Christian Standard Obituary
I see, in your issue of the 22nd,
a short notice of the death of my beloved father, T.W. Caskey. I
intended writing you the particulars, but have been so prostrated with
grief I have not done so. My father was traveling in Mississippi at the
time of his death, preaching and lecturing, and getting subscribers for
his last book, which will be out this month. About a month ago, just as
he finished a sermon on "How to Attain Happiness in This Life," he fell,
apparently dead; but, after a while, life once more returned to the
feeble frame. Since then, in spite of his feebleness, the intense heat,
and the wishes of his family, he has continued to preach and lecture,
though he had to sit in a chair. He seemed to realize that he had but a
short time left to speak for the Master, and would not give up. On
August 1st he reached Meridian, Miss., so prostrated and exhausted that
we were telegraphed, and my brother, who lives near Jackson, Miss., our
old home, went for him and brought him home. He was suffering from a
severe bronchial attack, and on the night of the 10th he went home to
God. He was buried in Jackson, Miss., by the side of his oldest son and

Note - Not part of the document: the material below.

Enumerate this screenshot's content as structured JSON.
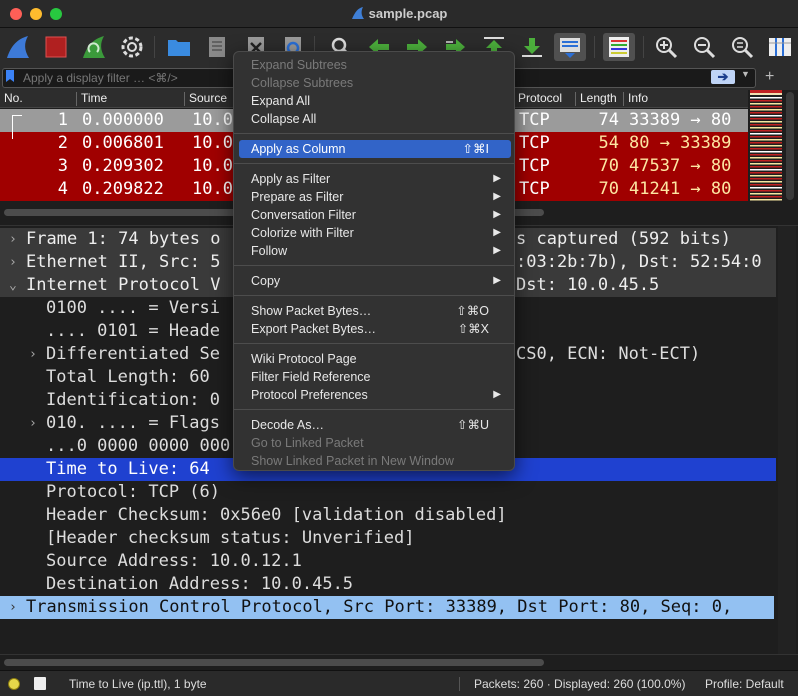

other loved ones who have gone before. My father was eighty years old
last January, and had been in the ministry fifty-six years. His trip

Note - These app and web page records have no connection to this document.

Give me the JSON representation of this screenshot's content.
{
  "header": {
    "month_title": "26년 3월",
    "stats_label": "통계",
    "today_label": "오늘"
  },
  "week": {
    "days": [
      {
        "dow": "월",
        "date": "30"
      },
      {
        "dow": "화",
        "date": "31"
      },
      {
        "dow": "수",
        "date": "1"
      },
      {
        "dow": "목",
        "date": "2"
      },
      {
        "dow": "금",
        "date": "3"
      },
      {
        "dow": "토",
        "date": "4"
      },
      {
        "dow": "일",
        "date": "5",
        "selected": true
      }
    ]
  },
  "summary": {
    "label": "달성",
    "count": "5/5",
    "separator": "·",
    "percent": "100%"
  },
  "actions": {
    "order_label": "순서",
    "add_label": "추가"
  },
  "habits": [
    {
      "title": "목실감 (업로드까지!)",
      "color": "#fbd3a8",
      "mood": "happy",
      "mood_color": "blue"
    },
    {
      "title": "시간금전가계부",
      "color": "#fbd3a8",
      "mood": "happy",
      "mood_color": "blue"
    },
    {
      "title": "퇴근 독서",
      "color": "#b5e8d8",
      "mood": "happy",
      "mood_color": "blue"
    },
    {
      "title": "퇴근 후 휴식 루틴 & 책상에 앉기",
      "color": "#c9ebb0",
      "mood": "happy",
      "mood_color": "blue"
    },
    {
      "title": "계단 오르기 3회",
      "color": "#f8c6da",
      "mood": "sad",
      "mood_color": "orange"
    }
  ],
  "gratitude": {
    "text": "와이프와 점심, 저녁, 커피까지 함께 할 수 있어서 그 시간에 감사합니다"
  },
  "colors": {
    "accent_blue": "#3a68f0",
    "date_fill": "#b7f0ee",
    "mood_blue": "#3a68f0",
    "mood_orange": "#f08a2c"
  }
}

through Mississippi had given him great pleasure. Everywhere he received
an enthusiastic welcome by the children and grandchildren of those he
had baptized in the long ago, and my heart rejoices that the last days

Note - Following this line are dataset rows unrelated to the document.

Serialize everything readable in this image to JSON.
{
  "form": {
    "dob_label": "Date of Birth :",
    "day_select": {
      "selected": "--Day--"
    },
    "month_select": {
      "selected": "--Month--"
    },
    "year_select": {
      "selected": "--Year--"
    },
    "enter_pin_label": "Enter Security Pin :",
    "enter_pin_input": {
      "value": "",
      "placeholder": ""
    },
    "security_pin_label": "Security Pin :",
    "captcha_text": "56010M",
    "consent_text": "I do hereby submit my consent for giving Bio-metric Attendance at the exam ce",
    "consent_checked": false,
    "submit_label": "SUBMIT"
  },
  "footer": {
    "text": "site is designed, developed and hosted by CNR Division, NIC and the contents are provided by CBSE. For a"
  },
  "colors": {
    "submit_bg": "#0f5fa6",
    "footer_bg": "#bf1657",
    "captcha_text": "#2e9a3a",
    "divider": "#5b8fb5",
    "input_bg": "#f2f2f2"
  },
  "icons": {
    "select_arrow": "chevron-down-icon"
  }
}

of his life should have been spent among the people he loved so well. My
mother and four children mourn his loss, but "we sorrow not as those who
have no hope."
-Julia Caskey Crenshaw.
Fort Worth, Texas, August 23, 1895
-Christian Standard, Sept. 5, 1896 Issue, Back Page
T.W. Caskey And Jefferson Davis
Directions To The Grave Of T.W. Caskey
T.W. Caskey is buried in the old Greenwood Cemetery in the city of Jackson, Mississippi. No marker identifies the particular location of Caskey's grave. He is buried in the plot of his son who preceded him in death about thirty years. In Jackson on I-20, go north on I-55. Take the E. Fortification Street Exit and go toward the city (west). Cross N. State Street and go three more blocks and turn left on North West St. You will soon see the cemetery on your right. Turn right on George Street. Enter the cemetery from George Street. Travel through the cemetery toward the rear at the roundabout and go left. Then take the first right. The plot is about the fourth plot on the right.
Grave Marker Faces West
Lot 61 Section 2
(Eldest Child Of T.W. Caskey)
Harriet E. - 1814-1896
Beloved Wife Of
Reverend Thomas W. Caskey